13.03.2013 20 °C
‘Més que un club’, (more than a club) Barça’s motto really is somewhat of an understatement, for it is so much more than a football team. It is a culture, a beacon of hope, a way of life and is inextricably intertwined with Catalan identity. Its political connotations are undeniable, and Barça acts as both a fervent expression and international ambassador of the Catalan ideal. ‘Tan se val d'on venim, si del sud o del nord, ara estem d'acord’… ‘It doesn’t matter where we’re from, be it the north or the south, we are all in agreement’ proclaims the team’s anthem, and true it would seem, as for almost everyone I have met during my time in Catalonia, Barça is one of the main symbols of Catalan culture, one of their proudest emblems and their biggest international export. The pure joy they bring to people can be seen on endless occasions. For me the most explosive expression of true devotion to the team was witnessed whilst experiencing thousands of fans taking over the Rambla in celebration of winning the Champions League – flags, flares, horns and fireworks filling the street like a Barça themed flying circus. It was then that it truly, dramatically and profoundly hit me, that Barça really is more than just a team.
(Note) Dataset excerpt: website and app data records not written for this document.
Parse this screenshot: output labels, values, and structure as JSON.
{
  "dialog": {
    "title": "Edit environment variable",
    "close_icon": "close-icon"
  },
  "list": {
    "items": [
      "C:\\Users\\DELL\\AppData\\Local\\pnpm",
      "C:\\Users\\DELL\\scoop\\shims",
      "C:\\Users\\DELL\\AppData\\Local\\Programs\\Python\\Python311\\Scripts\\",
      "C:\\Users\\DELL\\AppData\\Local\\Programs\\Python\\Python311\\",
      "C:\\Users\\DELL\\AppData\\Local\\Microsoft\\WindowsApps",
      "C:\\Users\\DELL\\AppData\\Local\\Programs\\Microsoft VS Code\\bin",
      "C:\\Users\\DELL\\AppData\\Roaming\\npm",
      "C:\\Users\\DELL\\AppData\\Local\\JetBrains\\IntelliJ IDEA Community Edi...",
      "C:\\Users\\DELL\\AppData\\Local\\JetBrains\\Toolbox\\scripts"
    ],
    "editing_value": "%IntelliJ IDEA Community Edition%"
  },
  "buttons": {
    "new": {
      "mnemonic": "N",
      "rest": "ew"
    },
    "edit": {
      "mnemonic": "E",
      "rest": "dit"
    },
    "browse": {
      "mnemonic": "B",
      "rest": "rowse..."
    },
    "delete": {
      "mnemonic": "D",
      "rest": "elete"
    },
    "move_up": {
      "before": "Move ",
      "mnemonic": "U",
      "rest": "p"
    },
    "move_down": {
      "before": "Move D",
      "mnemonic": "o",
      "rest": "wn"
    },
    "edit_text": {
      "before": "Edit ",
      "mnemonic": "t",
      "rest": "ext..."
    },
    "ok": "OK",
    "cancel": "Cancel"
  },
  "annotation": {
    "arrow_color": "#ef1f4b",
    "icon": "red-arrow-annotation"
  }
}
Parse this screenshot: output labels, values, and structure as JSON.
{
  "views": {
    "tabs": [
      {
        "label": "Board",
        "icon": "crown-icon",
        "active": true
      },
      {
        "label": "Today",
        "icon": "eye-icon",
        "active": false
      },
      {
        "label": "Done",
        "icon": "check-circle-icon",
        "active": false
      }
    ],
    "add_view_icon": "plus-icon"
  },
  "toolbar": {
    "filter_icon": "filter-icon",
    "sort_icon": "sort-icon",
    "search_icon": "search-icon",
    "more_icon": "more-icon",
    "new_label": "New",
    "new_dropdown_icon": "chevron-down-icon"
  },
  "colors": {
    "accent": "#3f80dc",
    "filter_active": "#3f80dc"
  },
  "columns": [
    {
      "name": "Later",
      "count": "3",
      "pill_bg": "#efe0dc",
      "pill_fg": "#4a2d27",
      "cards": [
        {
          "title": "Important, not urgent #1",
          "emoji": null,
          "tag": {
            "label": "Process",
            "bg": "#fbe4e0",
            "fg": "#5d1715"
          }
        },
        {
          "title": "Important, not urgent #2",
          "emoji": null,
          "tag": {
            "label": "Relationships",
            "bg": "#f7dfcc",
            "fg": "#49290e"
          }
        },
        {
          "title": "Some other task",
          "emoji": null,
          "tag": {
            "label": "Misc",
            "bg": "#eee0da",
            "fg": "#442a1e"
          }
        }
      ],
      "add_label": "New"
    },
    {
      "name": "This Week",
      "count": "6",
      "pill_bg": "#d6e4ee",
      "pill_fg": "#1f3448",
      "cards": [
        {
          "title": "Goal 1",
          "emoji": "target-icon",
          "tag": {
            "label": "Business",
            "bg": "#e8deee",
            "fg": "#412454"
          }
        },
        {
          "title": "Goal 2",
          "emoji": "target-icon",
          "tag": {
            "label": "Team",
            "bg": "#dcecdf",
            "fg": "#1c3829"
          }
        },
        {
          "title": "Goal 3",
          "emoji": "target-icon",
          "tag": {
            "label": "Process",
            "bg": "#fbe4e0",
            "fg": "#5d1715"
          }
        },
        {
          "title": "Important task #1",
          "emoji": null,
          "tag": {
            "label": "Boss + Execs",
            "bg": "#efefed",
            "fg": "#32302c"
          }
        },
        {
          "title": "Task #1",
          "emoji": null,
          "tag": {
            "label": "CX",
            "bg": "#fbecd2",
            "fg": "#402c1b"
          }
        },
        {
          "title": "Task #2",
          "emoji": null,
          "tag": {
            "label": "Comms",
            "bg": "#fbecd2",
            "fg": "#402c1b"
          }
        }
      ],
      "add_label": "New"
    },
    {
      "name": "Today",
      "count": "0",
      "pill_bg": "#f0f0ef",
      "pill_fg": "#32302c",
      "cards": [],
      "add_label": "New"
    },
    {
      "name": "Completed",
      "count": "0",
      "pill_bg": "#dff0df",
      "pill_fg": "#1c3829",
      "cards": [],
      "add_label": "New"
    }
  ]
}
The intense awe manifested toward the club is captivating, exciting and mesmerising, and never more so than in the run up to and ardent final encounter between Barça and Real Madrid, when bars are brimming, literally to over-flowing point with burgundy-blue-clad die-hard fans. A deep and historic rivalry exists between the two and is passed down from generation to generation, for better, or for worse. For better, in the innocent pride shown by children toward Barça – sometimes they will turn up for English class and shout with bursting joy, ‘Mira! Mira Laura!’ – ‘Look Laura! Today I’m wearing my Barça shirt!’. ‘Y mira també!’ – ‘And look! I’ve got the matching shorts too!’. Their excitement is so sweet that I can’t help but giggle. There is perhaps a ‘for worse’ however. With the increasing hype surrounding the call for a referendum on Catalan independence, Barça has, whether it wanted to or not, become a tool used by many locals to express their political desires. And children have caught on. During a recent match I attended at Camp Nou some (probably no more than) five year olds were (no doubt copying what they have been hearing around them recently) chanting ‘In-De-Independència!’. This made me feel a little uncomfortable, as they probably had no idea what they were shouting but had learnt from those around them that this is what is now the norm to chant during a game.
Anyway, politics aside, experiencing first hand a Barça match at Camp Nou is unforgettable. As we climb higher towards our stand and finally pop out amongst the sprawling seats, the impact of the sight before us is none other than overwhelming. The feeling that takes over as a miniature us is packed amongst a mighty sea of over 98,000 is exhilarating. And as the Camp Nou gloriously towers around us we really sense the dominating and truly impressive power that is Barça. And then come the goals.
Now, I am by no means a major football fan, but watching Barça play is like watching a smooth, contemporary dance. Between fashionable launches to the back of the net, players pivot and twirl, flick and slide, with an ease and grace more often than not reserved for the stage. But, I guess in one sense that is what Camp Nou is – a stage. A stage for dramatic performances, enthralled audiences, rose worthy triumphs and heart wrenching defeats. And the players, to the football world, are like Shakespearean actors or products of the Russian ballet – seemingly flawless professionals treating the crowds to an unforgettable show with a standing ovation almost guaranteed. What honour the players must feel (we hope) and what an inspiration they are to millions far and wide. And we mustn’t forget the 1.5million euro donation Barça makes each year to Unicef – surely an example to all top league sporting teams.
The figures speak for themselves. Barça is a footballing victory machine. But on top of the endless goals and titles, they represent something much more profound in this corner of Spain. Something that needs to be seen to be believed. Something that needs to be heard. And moreover, something that needs to be felt. The pride, the emotion, the excitement, the expectation – they all form a part of what Barça is today, simply, més que un club.